A small step for Nvidia but a big step for the implementation under Wine / Proton!
appetrosyan Jul 11, 2020
Good news. It’s never too late to become FOSS friendly.

Spoiler, click me
unless you’re Microsoft.
DMJC Jul 11, 2020
Sure this isn't aimed more at getting NVIDIA GPU emulation working in Virtual machines such as Qemu/KVM/VMWare? VMWare uses WINE's DirectX implementation to support DirectX.
Liam Dawe Jul 12, 2020
Quoting: DMJCSure this isn't aimed more at getting NVIDIA GPU emulation working in Virtual machines such as Qemu/KVM/VMWare? VMWare uses WINE's DirectX implementation to support DirectX.
No, I spoke to a few people to confirm before publishing.

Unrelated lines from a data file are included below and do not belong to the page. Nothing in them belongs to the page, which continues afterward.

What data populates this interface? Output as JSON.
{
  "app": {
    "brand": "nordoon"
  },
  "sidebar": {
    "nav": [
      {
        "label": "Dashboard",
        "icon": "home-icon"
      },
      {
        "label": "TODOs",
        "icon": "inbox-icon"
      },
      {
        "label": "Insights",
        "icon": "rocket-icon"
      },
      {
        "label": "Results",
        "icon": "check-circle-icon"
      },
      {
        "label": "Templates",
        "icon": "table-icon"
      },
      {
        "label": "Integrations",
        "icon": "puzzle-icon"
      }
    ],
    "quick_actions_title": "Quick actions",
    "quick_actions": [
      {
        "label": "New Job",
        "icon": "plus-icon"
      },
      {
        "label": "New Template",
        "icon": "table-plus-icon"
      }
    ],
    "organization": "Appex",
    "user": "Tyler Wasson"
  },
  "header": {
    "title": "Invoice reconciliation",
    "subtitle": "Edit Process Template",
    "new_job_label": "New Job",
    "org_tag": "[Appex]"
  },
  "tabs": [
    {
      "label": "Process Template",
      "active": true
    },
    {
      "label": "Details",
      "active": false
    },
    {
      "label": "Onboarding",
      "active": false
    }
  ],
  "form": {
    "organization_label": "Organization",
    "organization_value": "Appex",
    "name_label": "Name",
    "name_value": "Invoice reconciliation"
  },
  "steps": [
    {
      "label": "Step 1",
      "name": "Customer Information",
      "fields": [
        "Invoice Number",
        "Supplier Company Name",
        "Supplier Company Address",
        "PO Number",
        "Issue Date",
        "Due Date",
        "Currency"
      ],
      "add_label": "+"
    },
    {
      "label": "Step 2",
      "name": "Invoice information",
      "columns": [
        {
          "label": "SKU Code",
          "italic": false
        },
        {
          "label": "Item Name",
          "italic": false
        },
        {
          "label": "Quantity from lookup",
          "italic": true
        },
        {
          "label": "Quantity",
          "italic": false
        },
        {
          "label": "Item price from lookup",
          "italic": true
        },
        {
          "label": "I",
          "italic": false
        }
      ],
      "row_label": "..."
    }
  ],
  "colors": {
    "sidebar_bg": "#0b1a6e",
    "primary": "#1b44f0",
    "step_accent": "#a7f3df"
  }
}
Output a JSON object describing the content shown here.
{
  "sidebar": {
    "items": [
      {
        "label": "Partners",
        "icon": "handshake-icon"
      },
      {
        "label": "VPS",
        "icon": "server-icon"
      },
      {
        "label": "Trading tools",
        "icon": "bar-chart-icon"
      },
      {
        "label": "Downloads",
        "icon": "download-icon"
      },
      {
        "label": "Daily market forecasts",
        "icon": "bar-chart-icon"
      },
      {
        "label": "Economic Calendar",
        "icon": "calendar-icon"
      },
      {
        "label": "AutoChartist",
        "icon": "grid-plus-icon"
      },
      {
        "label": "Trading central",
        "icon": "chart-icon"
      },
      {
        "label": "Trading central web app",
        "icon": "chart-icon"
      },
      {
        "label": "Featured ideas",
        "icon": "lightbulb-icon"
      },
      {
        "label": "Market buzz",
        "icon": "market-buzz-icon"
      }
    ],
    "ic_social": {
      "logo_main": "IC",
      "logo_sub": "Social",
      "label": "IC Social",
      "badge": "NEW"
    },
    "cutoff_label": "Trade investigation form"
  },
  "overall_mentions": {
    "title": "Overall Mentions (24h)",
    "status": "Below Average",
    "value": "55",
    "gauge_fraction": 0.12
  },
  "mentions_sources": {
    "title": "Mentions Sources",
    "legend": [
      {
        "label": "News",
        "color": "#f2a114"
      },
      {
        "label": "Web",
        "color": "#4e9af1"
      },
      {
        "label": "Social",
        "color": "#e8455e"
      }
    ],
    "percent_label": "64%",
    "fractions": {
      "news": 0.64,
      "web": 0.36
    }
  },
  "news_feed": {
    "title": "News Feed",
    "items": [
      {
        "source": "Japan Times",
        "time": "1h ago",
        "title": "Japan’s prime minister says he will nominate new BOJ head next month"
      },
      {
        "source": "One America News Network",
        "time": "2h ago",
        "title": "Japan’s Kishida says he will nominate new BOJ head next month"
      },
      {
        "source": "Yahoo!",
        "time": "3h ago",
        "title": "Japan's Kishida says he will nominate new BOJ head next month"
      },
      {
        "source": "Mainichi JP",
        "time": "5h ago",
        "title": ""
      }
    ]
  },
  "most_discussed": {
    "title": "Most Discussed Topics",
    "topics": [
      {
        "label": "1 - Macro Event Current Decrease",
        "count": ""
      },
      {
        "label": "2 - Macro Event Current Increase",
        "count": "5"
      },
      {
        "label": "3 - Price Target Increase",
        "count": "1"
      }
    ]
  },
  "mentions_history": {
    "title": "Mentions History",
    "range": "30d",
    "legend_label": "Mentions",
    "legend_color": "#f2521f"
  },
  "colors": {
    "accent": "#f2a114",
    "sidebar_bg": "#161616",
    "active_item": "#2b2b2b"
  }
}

Including NVIDIA.
aufkrawall Jul 12, 2020
I hope this will allow to reduce the weird performance hit by DXVK in some titles. E.g. the round achievement screen in HotS runs like ~50% faster with native D3D11 on Pascal.
While you're here, please consider supporting GamingOnLinux on:

Reward Tiers: Patreon. Plain Donations: PayPal.

This ensures all of our main content remains totally free for everyone! Patreon supporters can also remove all adverts and sponsors! Supporting us helps bring good, fresh content. Without your continued support, we simply could not continue!

You can find even more ways to support us on this dedicated page any time. If you already are, thank you!
The comments on this article are closed.